He holds up the fish. It’s motionless in his hands, and I admire the dusky lines shooting down its flanks. Big stripers have always looked majestic to me out of the water, with their sharp dorsal fins standing up like a crown. I think for a few seconds. This is close to the largest bass I’ve ever caught. At the same time, the leaderboard fish run between 45 and 56 pounds. A 30-pounder is nothing. I’m thinking like Lev, who has caught too many fish to be sentimental about one this size. “Nah,” I say finally. I don’t even ask to hold the fish or get a picture for my wife and daughter back home. We’re out here for fifties, right?
Back in the water it goes, and as we return to the spot Lev tells me to stay sharp. “It’s going to be nonstop. This place is stacked!” Our beers go untouched for another half hour as we stand at attention and get hit after hit. Lev puts one foot in front of the other, his rod held out to the fish. He pulls a few feet of line off the reel and holds it in his fingers like a bowstring, so that if a fish hits he has an extra second to react before the line peels out. A bass yanks at his eel, and he lets it run until he senses that the fish has it. Then he rears back and he’s on. But it’s nothing huge. We end up with a couple of stripers each and a bluefish. We spot a bass thrashing on the surface of the water and Lev pilots Wampum over to check it out. The striper is on its side, and Lev sinks the hook of his gaff into its flank and pulls it onboard. The pig had choked to death on a baitfish known as scup— one that was too large to fit down its throat.
Then, with that omen, the spot turns off. “Come on!” Lev protests. He tries hailing his friends. “Speakeasy, Speakeasy, howboutcha?” he calls over the radio. Silence. He smacks the steering wheel in frustration. He lets out a frustrated bark. We reel up and he jams the throttle down and points the boat back toward Menemsha.

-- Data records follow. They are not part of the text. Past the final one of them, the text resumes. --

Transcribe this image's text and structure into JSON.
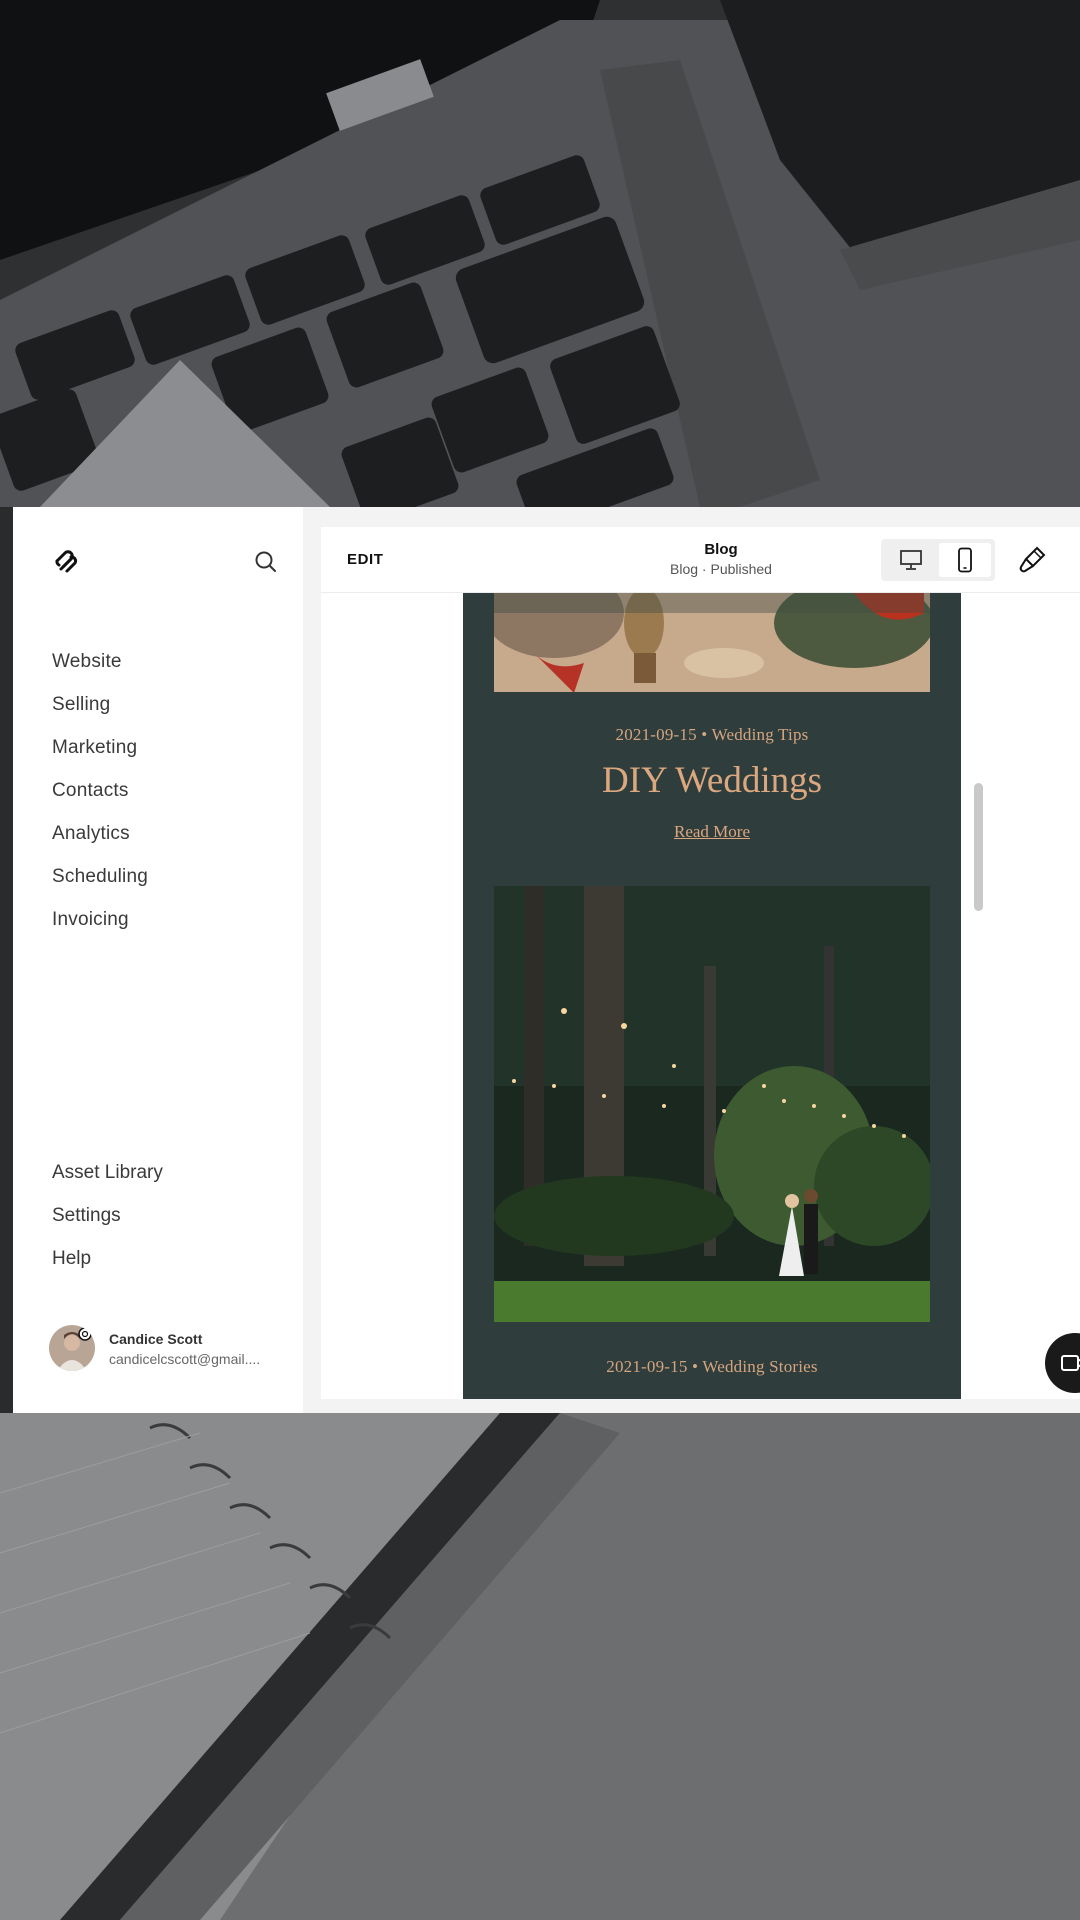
{
  "sidebar": {
    "nav_items": [
      {
        "label": "Website"
      },
      {
        "label": "Selling"
      },
      {
        "label": "Marketing"
      },
      {
        "label": "Contacts"
      },
      {
        "label": "Analytics"
      },
      {
        "label": "Scheduling"
      },
      {
        "label": "Invoicing"
      }
    ],
    "bottom_items": [
      {
        "label": "Asset Library"
      },
      {
        "label": "Settings"
      },
      {
        "label": "Help"
      }
    ],
    "user": {
      "name": "Candice Scott",
      "email": "candicelcscott@gmail...."
    }
  },
  "toolbar": {
    "edit_label": "EDIT",
    "page_title": "Blog",
    "page_status": "Blog · Published",
    "active_device": "mobile"
  },
  "preview": {
    "post1": {
      "meta": "2021-09-15  •  Wedding Tips",
      "title": "DIY Weddings",
      "read_more": "Read More"
    },
    "post2": {
      "meta": "2021-09-15  •  Wedding Stories"
    }
  },
  "colors": {
    "preview_bg": "#2f3d3d",
    "accent": "#dba77f",
    "sidebar_text": "#3a3a3a"
  },
  "icons": {
    "logo": "squarespace-logo-icon",
    "search": "search-icon",
    "desktop": "desktop-icon",
    "mobile": "mobile-icon",
    "brush": "brush-icon",
    "video": "video-camera-icon"
  }
}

Lev has enough experience on the water to know when a spot isn’t happening, and tonight it isn’t happening. There will be other nights. Just about everybody would agree that Zeb Tilton didn’t catch the biggest bass in the ocean. (Neither did Dicky’s client; the 60-pounder that got Lev excited is a hoax.) But of the three thousand people who will fish the derby, Lev is probably the only one who believes he can find it. “I wouldn’t be out here if I didn’t think I could catch something huge. Most years if somebody caught a fifty- six I’d fold her up. I know there’s bigger fish out here.”
Two weeks later he would prove himself right—and somehow, at the same time, wrong. He’d get a fish that would land on the front pages of the papers, uncover once and for all a secret fishing tactic, thrust islanders into a contentious debate, and throw the tournament into turmoil.
Before it was all over Lev couldn’t help but wonder: Would he have been better off just throwing the cursed fish back in the ocean?